[Start of section]

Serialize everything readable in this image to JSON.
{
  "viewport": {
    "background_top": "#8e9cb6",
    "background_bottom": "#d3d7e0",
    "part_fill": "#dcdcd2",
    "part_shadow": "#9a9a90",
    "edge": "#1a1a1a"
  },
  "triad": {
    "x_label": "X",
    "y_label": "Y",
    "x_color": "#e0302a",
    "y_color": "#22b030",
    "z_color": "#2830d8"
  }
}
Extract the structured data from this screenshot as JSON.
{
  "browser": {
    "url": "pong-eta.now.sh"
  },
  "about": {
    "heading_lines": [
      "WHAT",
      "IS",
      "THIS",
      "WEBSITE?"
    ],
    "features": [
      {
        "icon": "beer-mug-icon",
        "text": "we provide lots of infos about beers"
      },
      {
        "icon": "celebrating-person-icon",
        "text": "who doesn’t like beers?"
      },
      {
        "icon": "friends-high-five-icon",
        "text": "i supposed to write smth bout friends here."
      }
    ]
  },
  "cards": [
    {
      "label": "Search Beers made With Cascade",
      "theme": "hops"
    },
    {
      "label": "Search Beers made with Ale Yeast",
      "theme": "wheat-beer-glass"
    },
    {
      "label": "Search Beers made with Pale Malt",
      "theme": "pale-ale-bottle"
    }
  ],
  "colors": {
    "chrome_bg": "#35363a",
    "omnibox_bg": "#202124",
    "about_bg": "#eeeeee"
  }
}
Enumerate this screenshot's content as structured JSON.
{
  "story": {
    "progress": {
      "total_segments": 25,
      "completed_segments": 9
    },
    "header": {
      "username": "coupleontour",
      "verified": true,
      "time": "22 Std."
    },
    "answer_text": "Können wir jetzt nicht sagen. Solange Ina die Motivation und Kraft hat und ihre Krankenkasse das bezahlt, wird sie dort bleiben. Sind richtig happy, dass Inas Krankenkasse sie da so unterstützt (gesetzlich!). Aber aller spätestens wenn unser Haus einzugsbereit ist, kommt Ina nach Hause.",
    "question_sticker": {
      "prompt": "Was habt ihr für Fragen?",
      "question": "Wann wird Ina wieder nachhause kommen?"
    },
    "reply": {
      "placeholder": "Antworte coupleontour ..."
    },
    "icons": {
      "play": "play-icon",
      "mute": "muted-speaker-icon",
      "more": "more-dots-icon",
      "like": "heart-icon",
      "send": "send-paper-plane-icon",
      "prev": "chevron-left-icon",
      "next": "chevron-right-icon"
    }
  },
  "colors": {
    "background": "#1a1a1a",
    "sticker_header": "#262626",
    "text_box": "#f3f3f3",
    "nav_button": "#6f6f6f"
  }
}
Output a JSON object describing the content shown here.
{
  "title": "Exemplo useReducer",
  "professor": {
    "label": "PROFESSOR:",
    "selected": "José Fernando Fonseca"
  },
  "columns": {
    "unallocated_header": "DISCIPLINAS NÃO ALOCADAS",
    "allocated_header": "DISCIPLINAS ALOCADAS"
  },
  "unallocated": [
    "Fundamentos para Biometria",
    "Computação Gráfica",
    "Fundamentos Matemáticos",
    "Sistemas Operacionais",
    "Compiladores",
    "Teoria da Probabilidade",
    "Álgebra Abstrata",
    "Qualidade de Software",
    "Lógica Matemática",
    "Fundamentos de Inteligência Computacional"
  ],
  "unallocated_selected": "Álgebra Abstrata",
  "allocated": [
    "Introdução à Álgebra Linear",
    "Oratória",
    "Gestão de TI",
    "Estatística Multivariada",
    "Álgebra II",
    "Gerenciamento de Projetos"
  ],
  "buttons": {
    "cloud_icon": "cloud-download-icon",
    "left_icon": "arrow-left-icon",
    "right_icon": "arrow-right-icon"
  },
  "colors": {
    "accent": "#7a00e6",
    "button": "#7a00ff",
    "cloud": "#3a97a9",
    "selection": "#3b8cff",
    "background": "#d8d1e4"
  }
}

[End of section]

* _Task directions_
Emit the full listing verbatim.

* _Result for this task_
Serialize everything readable in this image to JSON.
{
  "viewport": {
    "background_top": "#8e9cb6",
    "background_bottom": "#d3d7e0",
    "part_fill": "#dcdcd2",
    "part_shadow": "#9a9a90",
    "edge": "#1a1a1a"
  },
  "triad": {
    "x_label": "X",
    "y_label": "Y",
    "x_color": "#e0302a",
    "y_color": "#22b030",
    "z_color": "#2830d8"
  }
}
Extract the structured data from this screenshot as JSON.
{
  "browser": {
    "url": "pong-eta.now.sh"
  },
  "about": {
    "heading_lines": [
      "WHAT",
      "IS",
      "THIS",
      "WEBSITE?"
    ],
    "features": [
      {
        "icon": "beer-mug-icon",
        "text": "we provide lots of infos about beers"
      },
      {
        "icon": "celebrating-person-icon",
        "text": "who doesn’t like beers?"
      },
      {
        "icon": "friends-high-five-icon",
        "text": "i supposed to write smth bout friends here."
      }
    ]
  },
  "cards": [
    {
      "label": "Search Beers made With Cascade",
      "theme": "hops"
    },
    {
      "label": "Search Beers made with Ale Yeast",
      "theme": "wheat-beer-glass"
    },
    {
      "label": "Search Beers made with Pale Malt",
      "theme": "pale-ale-bottle"
    }
  ],
  "colors": {
    "chrome_bg": "#35363a",
    "omnibox_bg": "#202124",
    "about_bg": "#eeeeee"
  }
}
Enumerate this screenshot's content as structured JSON.
{
  "story": {
    "progress": {
      "total_segments": 25,
      "completed_segments": 9
    },
    "header": {
      "username": "coupleontour",
      "verified": true,
      "time": "22 Std."
    },
    "answer_text": "Können wir jetzt nicht sagen. Solange Ina die Motivation und Kraft hat und ihre Krankenkasse das bezahlt, wird sie dort bleiben. Sind richtig happy, dass Inas Krankenkasse sie da so unterstützt (gesetzlich!). Aber aller spätestens wenn unser Haus einzugsbereit ist, kommt Ina nach Hause.",
    "question_sticker": {
      "prompt": "Was habt ihr für Fragen?",
      "question": "Wann wird Ina wieder nachhause kommen?"
    },
    "reply": {
      "placeholder": "Antworte coupleontour ..."
    },
    "icons": {
      "play": "play-icon",
      "mute": "muted-speaker-icon",
      "more": "more-dots-icon",
      "like": "heart-icon",
      "send": "send-paper-plane-icon",
      "prev": "chevron-left-icon",
      "next": "chevron-right-icon"
    }
  },
  "colors": {
    "background": "#1a1a1a",
    "sticker_header": "#262626",
    "text_box": "#f3f3f3",
    "nav_button": "#6f6f6f"
  }
}
Output a JSON object describing the content shown here.
{
  "title": "Exemplo useReducer",
  "professor": {
    "label": "PROFESSOR:",
    "selected": "José Fernando Fonseca"
  },
  "columns": {
    "unallocated_header": "DISCIPLINAS NÃO ALOCADAS",
    "allocated_header": "DISCIPLINAS ALOCADAS"
  },
  "unallocated": [
    "Fundamentos para Biometria",
    "Computação Gráfica",
    "Fundamentos Matemáticos",
    "Sistemas Operacionais",
    "Compiladores",
    "Teoria da Probabilidade",
    "Álgebra Abstrata",
    "Qualidade de Software",
    "Lógica Matemática",
    "Fundamentos de Inteligência Computacional"
  ],
  "unallocated_selected": "Álgebra Abstrata",
  "allocated": [
    "Introdução à Álgebra Linear",
    "Oratória",
    "Gestão de TI",
    "Estatística Multivariada",
    "Álgebra II",
    "Gerenciamento de Projetos"
  ],
  "buttons": {
    "cloud_icon": "cloud-download-icon",
    "left_icon": "arrow-left-icon",
    "right_icon": "arrow-right-icon"
  },
  "colors": {
    "accent": "#7a00e6",
    "button": "#7a00ff",
    "cloud": "#3a97a9",
    "selection": "#3b8cff",
    "background": "#d8d1e4"
  }
}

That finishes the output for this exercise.